=== YOUR TASK ===
Your answer should be the lines of the data below that contain "portrait".

==========

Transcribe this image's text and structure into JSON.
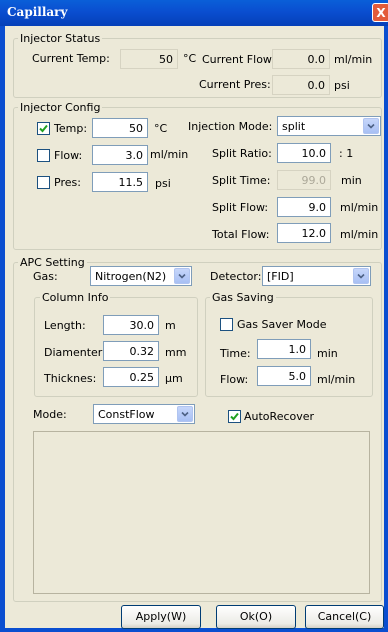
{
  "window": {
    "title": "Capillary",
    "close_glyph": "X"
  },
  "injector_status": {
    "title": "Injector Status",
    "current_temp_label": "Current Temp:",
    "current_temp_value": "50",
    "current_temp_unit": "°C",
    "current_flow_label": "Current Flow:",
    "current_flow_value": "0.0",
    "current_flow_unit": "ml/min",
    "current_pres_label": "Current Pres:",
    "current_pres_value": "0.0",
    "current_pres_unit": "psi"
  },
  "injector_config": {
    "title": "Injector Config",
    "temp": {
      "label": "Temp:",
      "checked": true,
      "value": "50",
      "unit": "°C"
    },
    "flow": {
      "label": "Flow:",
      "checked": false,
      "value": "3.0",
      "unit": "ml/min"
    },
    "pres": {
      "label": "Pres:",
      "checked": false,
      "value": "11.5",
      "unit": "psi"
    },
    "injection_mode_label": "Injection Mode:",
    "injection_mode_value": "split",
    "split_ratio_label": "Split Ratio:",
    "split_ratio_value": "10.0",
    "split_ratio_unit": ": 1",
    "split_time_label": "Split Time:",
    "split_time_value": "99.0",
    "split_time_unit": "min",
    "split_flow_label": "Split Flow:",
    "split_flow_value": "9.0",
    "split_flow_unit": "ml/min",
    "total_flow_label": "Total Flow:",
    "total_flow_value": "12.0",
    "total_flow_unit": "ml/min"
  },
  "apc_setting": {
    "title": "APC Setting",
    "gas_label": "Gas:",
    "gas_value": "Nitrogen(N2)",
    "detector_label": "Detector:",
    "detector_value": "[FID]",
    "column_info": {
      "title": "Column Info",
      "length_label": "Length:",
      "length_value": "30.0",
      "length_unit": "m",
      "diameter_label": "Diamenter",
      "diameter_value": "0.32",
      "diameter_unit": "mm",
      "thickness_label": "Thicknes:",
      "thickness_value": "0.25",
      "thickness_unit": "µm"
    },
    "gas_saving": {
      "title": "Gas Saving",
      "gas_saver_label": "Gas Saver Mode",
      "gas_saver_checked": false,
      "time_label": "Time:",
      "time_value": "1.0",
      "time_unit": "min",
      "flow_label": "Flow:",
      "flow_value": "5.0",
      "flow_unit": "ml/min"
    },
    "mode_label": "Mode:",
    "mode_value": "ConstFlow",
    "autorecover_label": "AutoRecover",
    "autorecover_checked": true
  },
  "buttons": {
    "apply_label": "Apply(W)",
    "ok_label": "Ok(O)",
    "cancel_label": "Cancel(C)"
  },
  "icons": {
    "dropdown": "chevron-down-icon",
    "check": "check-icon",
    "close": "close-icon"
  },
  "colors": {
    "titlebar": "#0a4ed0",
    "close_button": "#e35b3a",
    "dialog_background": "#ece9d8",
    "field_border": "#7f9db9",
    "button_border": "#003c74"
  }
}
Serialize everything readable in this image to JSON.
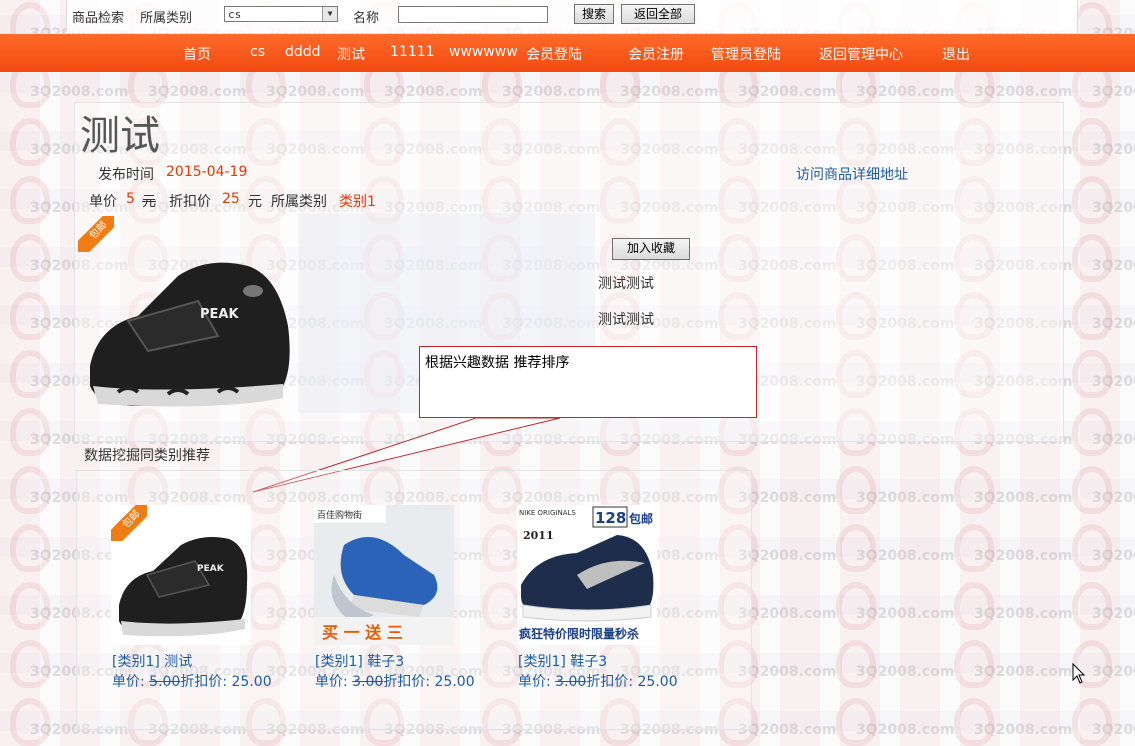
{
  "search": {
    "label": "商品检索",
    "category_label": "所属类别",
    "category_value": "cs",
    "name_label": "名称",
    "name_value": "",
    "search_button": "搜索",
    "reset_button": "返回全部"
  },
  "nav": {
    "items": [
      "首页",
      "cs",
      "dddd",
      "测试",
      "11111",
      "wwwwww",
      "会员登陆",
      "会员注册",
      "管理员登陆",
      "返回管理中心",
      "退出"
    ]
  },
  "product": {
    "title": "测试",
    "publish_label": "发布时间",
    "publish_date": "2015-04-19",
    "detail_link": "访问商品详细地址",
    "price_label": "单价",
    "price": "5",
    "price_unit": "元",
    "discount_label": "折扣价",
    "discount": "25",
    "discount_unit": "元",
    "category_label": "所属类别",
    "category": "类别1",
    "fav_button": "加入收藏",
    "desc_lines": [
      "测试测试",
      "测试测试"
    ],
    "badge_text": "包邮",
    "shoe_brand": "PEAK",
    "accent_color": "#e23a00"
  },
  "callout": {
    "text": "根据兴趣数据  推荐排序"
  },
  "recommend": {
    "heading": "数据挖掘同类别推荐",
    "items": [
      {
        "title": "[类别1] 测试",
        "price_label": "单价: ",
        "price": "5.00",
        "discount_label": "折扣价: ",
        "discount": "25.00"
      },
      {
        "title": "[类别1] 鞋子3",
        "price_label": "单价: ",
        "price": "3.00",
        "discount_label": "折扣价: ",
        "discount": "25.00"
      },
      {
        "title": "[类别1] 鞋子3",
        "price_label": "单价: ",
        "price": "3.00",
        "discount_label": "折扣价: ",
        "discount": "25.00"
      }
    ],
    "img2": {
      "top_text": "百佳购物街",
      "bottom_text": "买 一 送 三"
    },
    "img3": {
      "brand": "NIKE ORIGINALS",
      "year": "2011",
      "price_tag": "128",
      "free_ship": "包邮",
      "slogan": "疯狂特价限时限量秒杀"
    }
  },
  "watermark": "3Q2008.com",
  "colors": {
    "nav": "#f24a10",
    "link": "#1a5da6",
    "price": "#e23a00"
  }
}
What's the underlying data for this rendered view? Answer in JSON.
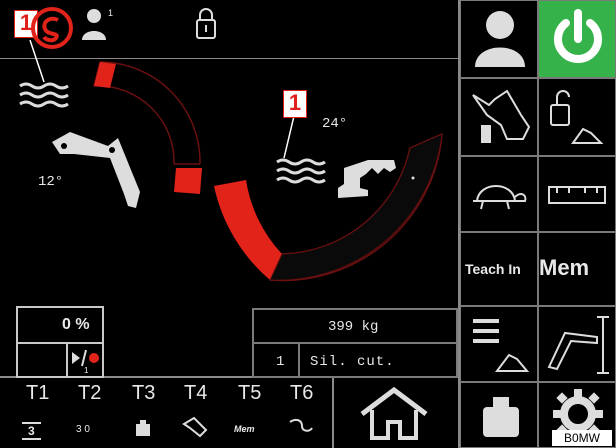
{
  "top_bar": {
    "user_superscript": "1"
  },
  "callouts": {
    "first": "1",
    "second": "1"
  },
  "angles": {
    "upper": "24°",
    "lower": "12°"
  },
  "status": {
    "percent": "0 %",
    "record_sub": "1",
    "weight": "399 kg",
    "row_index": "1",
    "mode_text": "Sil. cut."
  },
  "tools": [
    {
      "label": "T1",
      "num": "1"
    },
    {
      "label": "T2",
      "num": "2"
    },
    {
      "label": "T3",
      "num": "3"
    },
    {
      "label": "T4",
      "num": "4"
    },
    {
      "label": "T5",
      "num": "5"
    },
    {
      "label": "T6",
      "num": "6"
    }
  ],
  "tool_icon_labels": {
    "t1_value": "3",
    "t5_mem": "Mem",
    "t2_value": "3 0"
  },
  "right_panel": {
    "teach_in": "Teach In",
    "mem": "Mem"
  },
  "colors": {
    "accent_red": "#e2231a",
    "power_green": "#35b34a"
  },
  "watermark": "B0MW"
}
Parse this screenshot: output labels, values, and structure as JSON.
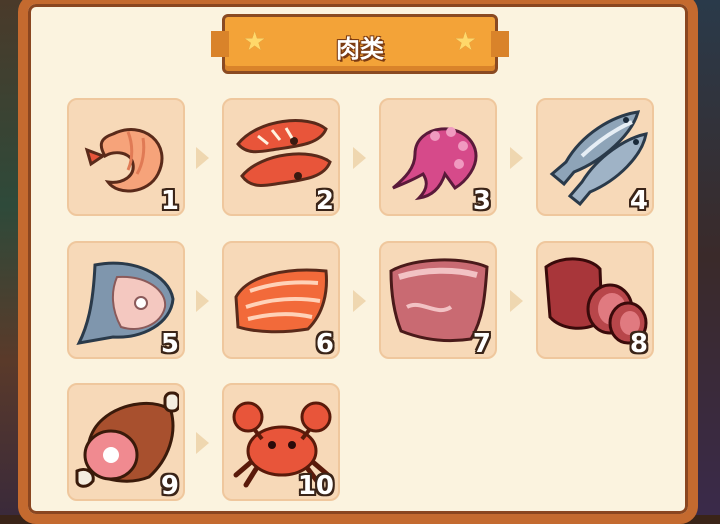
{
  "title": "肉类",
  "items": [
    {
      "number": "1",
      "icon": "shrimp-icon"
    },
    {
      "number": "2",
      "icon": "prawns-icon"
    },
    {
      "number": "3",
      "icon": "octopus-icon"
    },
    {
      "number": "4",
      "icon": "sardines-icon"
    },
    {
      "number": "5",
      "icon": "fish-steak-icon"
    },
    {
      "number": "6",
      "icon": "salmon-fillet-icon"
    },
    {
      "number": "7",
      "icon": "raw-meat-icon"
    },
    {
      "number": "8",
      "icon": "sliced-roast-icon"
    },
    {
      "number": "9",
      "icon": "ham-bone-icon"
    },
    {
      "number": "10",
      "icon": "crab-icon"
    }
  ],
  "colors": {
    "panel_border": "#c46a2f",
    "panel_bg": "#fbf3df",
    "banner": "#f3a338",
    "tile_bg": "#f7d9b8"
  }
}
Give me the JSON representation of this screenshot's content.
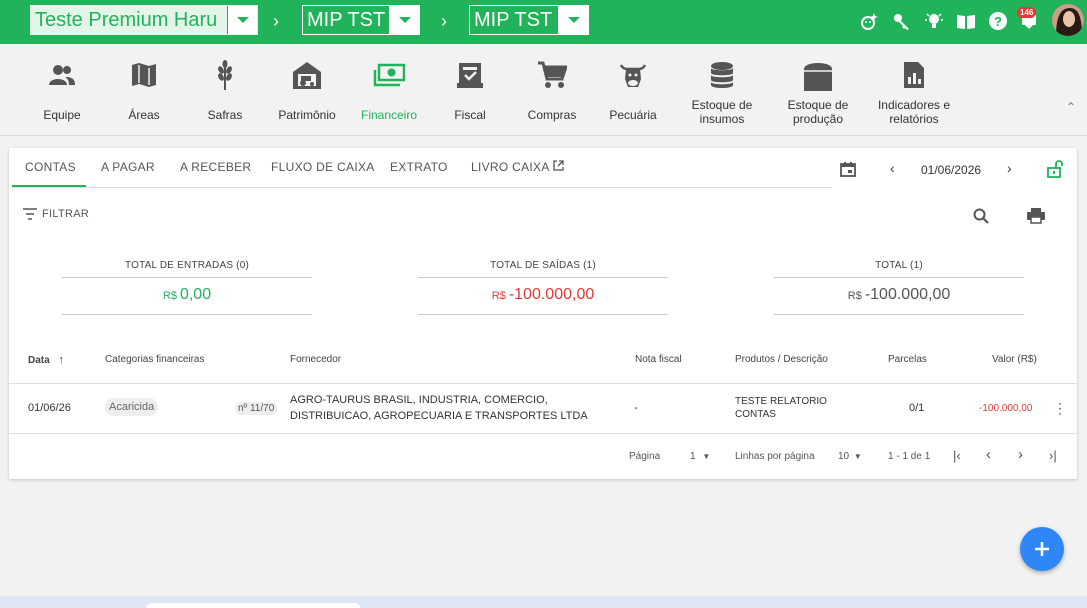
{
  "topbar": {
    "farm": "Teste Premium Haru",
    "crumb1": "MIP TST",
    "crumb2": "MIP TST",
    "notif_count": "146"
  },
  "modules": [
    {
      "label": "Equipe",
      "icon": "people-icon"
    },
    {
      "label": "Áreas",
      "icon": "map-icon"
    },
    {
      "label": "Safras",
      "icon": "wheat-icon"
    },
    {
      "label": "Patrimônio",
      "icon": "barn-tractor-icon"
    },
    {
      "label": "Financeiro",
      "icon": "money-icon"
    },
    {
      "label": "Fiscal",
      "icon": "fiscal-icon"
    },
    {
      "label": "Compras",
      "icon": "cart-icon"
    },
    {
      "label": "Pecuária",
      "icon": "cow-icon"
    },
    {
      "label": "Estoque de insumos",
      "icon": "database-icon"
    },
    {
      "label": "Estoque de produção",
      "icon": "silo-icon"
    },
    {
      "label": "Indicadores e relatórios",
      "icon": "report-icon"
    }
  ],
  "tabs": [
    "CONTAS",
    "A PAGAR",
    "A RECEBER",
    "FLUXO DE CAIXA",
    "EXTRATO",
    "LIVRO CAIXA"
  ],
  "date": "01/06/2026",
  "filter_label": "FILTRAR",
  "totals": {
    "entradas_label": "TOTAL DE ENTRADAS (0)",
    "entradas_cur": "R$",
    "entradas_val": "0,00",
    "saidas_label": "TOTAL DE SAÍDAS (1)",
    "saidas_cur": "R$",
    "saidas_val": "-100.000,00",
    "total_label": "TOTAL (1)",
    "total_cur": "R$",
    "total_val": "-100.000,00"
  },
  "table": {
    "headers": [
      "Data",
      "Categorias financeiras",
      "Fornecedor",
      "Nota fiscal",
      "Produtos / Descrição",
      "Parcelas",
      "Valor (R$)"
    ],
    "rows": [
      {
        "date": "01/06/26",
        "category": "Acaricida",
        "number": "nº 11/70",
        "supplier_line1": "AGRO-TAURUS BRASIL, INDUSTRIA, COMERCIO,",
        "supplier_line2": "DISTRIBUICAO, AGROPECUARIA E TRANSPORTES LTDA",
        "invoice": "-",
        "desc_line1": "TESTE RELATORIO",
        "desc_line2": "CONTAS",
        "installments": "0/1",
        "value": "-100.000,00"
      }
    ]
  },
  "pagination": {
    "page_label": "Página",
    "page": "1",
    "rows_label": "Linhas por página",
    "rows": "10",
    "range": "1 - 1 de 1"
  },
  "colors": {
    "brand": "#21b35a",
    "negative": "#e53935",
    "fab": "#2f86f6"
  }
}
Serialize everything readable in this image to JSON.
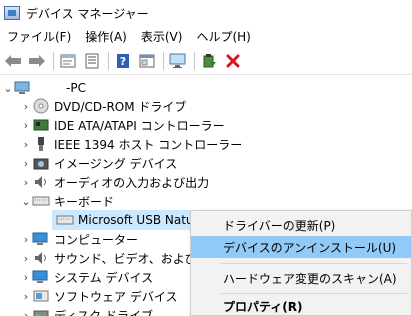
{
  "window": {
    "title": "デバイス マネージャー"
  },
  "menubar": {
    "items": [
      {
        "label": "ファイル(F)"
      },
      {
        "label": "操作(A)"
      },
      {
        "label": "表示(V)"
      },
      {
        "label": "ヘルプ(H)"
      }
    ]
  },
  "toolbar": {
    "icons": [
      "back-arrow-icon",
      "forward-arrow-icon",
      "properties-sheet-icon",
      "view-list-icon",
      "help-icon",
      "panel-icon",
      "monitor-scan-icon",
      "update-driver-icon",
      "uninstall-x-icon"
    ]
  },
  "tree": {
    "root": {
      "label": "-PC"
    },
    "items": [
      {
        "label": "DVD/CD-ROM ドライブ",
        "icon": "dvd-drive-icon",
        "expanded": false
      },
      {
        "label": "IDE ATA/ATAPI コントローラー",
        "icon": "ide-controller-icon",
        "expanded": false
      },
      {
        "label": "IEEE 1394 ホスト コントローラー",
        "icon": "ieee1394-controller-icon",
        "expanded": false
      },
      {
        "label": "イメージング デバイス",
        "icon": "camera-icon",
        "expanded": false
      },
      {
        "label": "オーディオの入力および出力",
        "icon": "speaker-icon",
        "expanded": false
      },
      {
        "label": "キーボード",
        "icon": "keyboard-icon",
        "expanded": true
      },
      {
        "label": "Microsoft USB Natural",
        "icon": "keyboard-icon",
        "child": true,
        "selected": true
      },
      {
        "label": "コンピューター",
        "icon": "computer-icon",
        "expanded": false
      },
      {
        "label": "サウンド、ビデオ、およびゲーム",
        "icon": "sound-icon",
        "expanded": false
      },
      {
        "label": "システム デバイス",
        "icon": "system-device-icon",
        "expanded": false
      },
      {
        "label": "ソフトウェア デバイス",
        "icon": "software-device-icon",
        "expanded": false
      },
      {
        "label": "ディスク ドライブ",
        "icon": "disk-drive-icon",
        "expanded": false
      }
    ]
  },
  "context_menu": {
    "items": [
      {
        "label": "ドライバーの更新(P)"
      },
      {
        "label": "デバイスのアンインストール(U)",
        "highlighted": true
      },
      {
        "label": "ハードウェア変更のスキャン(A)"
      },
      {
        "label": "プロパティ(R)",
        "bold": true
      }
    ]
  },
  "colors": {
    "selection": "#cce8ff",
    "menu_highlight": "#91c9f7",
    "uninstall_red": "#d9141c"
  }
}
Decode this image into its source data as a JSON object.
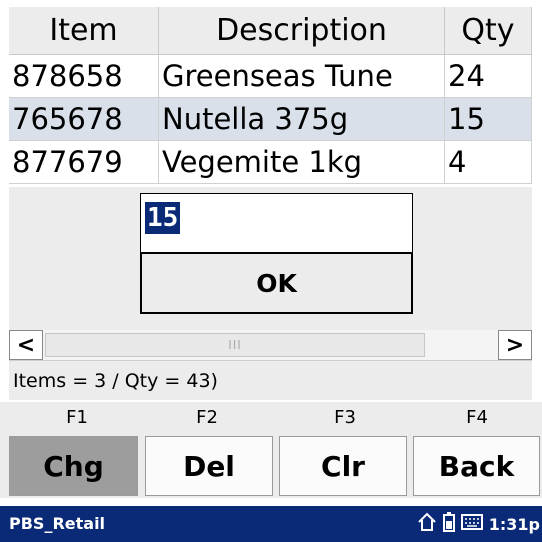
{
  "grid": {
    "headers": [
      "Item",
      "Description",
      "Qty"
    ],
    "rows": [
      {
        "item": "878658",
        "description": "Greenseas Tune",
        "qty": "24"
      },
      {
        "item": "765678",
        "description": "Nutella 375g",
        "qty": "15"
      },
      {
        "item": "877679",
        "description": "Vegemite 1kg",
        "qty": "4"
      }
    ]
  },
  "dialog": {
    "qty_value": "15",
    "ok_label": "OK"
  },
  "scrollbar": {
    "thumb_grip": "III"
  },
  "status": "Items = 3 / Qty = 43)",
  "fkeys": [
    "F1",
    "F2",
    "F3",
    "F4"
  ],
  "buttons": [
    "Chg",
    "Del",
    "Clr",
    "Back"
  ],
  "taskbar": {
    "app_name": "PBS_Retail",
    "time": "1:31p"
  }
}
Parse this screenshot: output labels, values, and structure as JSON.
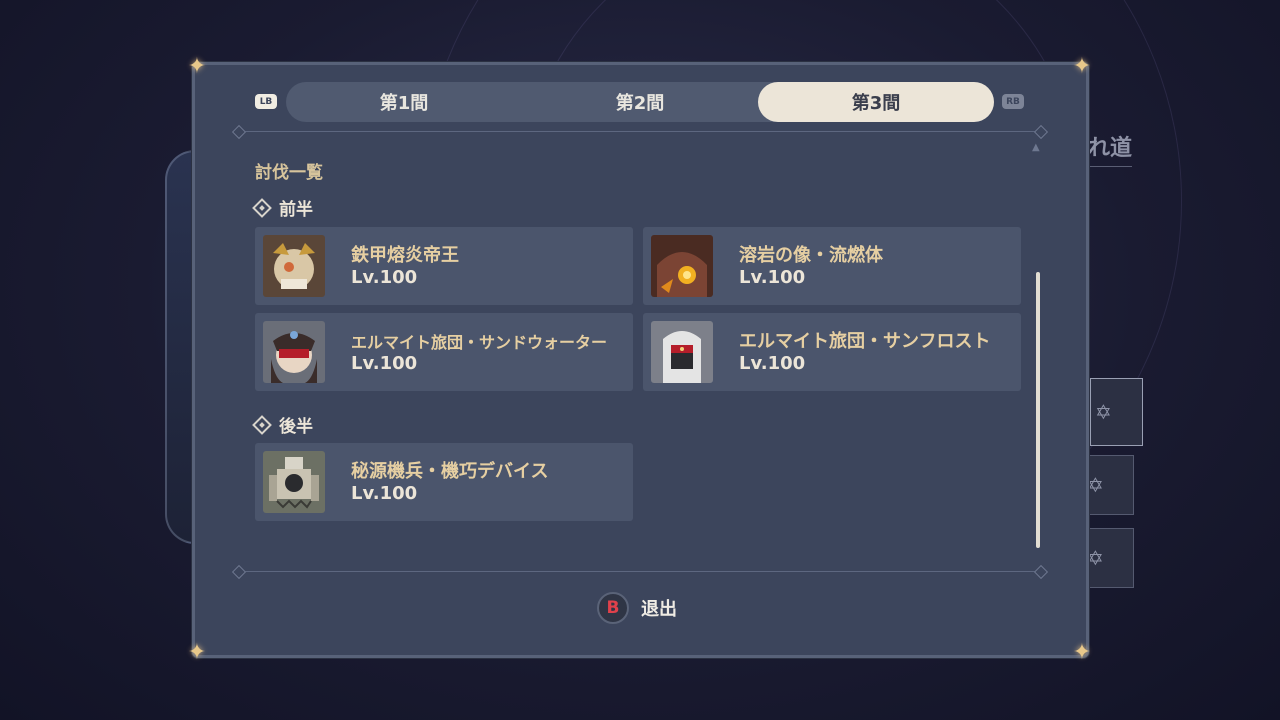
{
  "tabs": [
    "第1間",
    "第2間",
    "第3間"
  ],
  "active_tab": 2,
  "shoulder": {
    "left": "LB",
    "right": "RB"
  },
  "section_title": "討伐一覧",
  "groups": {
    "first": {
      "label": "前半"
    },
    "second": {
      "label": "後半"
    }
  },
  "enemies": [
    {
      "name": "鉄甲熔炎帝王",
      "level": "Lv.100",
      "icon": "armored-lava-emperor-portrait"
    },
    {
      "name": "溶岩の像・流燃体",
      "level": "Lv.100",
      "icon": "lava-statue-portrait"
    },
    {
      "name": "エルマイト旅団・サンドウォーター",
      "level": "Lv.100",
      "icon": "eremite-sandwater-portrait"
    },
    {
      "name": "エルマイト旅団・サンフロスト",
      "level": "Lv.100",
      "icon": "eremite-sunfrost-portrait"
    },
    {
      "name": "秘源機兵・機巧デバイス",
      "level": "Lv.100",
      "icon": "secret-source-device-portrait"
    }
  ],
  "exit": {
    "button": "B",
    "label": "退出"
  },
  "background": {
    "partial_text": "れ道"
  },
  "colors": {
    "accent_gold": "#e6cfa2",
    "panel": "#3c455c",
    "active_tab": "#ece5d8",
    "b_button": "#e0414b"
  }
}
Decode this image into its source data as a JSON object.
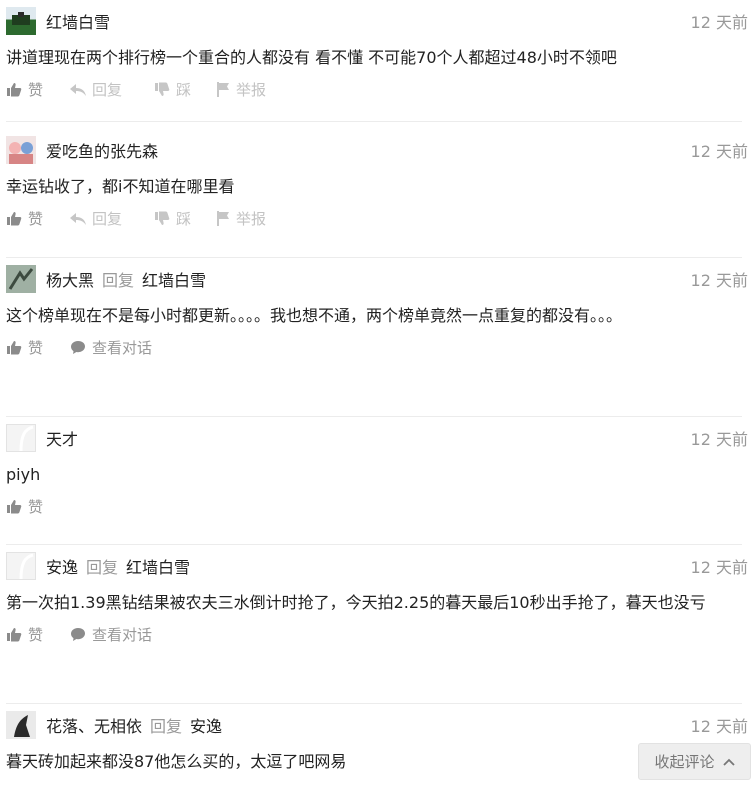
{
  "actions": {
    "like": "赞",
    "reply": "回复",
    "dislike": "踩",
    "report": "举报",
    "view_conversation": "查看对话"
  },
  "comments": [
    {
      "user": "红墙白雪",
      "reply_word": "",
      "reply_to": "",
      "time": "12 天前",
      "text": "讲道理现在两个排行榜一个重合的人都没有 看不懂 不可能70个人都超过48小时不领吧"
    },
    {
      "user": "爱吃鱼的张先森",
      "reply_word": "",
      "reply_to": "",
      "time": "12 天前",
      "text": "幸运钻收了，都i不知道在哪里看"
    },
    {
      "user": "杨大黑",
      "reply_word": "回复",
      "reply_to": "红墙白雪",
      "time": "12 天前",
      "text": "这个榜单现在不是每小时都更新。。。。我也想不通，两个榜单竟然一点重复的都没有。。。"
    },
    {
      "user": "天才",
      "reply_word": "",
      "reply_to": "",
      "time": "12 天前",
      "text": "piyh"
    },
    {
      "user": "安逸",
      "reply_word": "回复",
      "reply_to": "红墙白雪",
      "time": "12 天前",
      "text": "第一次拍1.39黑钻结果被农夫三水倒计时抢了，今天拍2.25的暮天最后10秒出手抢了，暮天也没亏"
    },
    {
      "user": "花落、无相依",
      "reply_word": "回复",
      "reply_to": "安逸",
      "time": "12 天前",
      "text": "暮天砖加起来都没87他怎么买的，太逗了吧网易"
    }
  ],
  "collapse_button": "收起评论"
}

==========

=== RESULT FOR THIS TASK ===
      "icon": "armored-lava-emperor-portrait"
      "icon": "lava-statue-portrait"
      "icon": "eremite-sandwater-portrait"
      "icon": "eremite-sunfrost-portrait"
      "icon": "secret-source-device-portrait"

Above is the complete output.